Growth Mindset Game Club

Lunchtime one day every other week is anticipated with great excitement for K-3 English Learners at Washington School. That is when Amy Kovarik, K-3 English Learners (EL)  teacher, has a growth mindset game club. Started last year with the support of a grant from the Student Excellence Foundation, the club has proved to be a big success. Growth mindset is the belief that skills and intelligence can be developed through hard work and perseverance. Many students in Ms. Kovarik’s class come to school with a fixed mindset: they think success at school is beyond their control. The grant allowed Ms Kovarik to purchase games that help teach growth mindset skills and behaviors. One of the goals of the growth mindset game club is that students learn that even if they struggle they can succeed if they just keep trying.  

The club is divided into eight sessions that include 20 EL children. After a session ends a new one begins allowing Ms. Kovarik to serve more children. It is totally voluntary: it is a club, but so many children want to attend they have a waiting list!

While the children eat their lunch a story or video is given to help frame the lesson for the hour.  They are then given games that are appropriate for where they are in their own growth mindset progress. The games are not dependent on language skills; they are board games that require some form of reasoning and “figuring out.” Ms Kovarik explained that since it is a club and not dependent on language or math it levels the educational playing field. All the students are at the same point when they begin. The “games” they play give them a new way of looking at problems and how to solve them. Through these games the students learn a more positive way to not only resolve challenges but also how to positively express themselves.

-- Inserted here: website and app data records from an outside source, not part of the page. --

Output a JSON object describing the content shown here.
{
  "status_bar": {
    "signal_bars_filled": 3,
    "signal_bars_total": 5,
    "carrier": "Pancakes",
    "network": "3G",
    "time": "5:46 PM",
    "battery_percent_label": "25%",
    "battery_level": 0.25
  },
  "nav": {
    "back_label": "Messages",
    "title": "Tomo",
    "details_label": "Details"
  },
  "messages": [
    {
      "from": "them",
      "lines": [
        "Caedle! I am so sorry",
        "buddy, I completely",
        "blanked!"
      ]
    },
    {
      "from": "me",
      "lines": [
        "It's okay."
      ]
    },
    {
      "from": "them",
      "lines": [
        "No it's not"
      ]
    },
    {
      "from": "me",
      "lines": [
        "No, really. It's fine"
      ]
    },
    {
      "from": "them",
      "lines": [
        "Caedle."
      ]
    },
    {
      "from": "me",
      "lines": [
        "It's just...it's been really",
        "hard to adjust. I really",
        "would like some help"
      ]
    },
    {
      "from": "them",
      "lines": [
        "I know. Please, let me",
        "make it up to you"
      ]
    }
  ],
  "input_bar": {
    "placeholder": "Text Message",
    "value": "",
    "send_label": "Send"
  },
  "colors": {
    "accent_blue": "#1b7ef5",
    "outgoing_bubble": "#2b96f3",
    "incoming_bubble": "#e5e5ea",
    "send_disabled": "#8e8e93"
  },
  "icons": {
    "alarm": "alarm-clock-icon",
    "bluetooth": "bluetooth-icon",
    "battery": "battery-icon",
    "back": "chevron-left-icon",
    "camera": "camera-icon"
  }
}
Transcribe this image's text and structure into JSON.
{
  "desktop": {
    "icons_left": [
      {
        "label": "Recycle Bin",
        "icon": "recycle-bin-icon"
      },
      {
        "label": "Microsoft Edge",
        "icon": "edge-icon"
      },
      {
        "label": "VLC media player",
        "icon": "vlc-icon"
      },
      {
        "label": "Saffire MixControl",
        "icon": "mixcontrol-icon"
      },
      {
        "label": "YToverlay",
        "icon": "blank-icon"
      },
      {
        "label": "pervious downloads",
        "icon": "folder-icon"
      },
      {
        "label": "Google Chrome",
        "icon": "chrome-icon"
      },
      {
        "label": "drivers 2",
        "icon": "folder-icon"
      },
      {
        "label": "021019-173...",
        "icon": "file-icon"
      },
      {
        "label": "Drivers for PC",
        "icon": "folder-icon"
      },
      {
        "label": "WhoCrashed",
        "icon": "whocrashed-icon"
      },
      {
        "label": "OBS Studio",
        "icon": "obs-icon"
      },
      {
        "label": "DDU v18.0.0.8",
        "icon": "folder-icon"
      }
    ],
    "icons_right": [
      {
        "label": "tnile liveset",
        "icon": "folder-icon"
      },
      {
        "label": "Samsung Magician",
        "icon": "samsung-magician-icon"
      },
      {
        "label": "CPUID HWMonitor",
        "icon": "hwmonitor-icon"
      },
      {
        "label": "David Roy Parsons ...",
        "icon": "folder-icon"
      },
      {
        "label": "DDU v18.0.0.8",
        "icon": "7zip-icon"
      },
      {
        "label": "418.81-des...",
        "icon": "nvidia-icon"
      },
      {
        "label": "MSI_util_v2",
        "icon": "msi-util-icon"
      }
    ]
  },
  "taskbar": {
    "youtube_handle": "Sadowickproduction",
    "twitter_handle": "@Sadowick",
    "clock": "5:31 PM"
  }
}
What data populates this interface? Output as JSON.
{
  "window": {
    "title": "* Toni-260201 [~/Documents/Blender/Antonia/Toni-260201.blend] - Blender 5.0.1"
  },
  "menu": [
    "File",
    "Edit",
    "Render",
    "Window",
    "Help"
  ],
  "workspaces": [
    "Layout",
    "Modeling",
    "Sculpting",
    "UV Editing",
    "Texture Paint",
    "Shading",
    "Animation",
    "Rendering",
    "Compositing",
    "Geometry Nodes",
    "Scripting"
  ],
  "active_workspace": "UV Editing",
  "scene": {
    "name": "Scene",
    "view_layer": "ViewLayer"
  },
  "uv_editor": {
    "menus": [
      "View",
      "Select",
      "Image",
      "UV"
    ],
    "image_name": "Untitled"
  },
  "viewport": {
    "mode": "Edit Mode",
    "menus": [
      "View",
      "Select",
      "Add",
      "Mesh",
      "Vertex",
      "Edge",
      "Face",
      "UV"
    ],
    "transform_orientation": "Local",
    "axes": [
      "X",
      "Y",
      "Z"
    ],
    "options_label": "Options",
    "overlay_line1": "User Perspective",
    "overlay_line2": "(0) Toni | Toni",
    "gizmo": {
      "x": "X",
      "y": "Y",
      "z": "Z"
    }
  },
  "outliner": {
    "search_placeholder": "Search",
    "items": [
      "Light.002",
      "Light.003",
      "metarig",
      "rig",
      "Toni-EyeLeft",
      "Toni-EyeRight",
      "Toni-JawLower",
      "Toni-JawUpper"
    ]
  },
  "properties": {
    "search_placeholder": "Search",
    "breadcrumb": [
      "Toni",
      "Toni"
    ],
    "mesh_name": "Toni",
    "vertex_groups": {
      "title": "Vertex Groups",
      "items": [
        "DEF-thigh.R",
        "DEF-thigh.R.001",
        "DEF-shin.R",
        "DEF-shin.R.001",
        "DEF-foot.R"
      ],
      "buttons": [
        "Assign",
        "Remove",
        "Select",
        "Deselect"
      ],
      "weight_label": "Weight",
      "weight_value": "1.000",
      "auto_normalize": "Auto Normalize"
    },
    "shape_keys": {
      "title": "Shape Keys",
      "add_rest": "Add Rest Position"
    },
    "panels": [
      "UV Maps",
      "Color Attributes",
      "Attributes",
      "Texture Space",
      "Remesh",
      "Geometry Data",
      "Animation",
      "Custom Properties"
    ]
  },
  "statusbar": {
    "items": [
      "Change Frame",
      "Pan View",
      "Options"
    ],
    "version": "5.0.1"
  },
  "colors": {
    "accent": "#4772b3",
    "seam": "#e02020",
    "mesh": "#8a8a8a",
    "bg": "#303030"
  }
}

Ms Kovarik said that many of the teachers at Washington are using some form of growth mindset development in their classrooms. Two of the positive outcomes from the growth mindset game club were: students developed positive attitudes about learning new and difficult things; and students became supportive of each other, coaching and encouraging, using growth mindset phrases they had learned. One of the heartwarming stories was how some students who are passive in class became active and excited to share strategies with fellow club members:  “they saw themselves as capable and intelligent.” The support of this grant has expanded learning opportunities for many English Learners who may struggle in their regular classroom.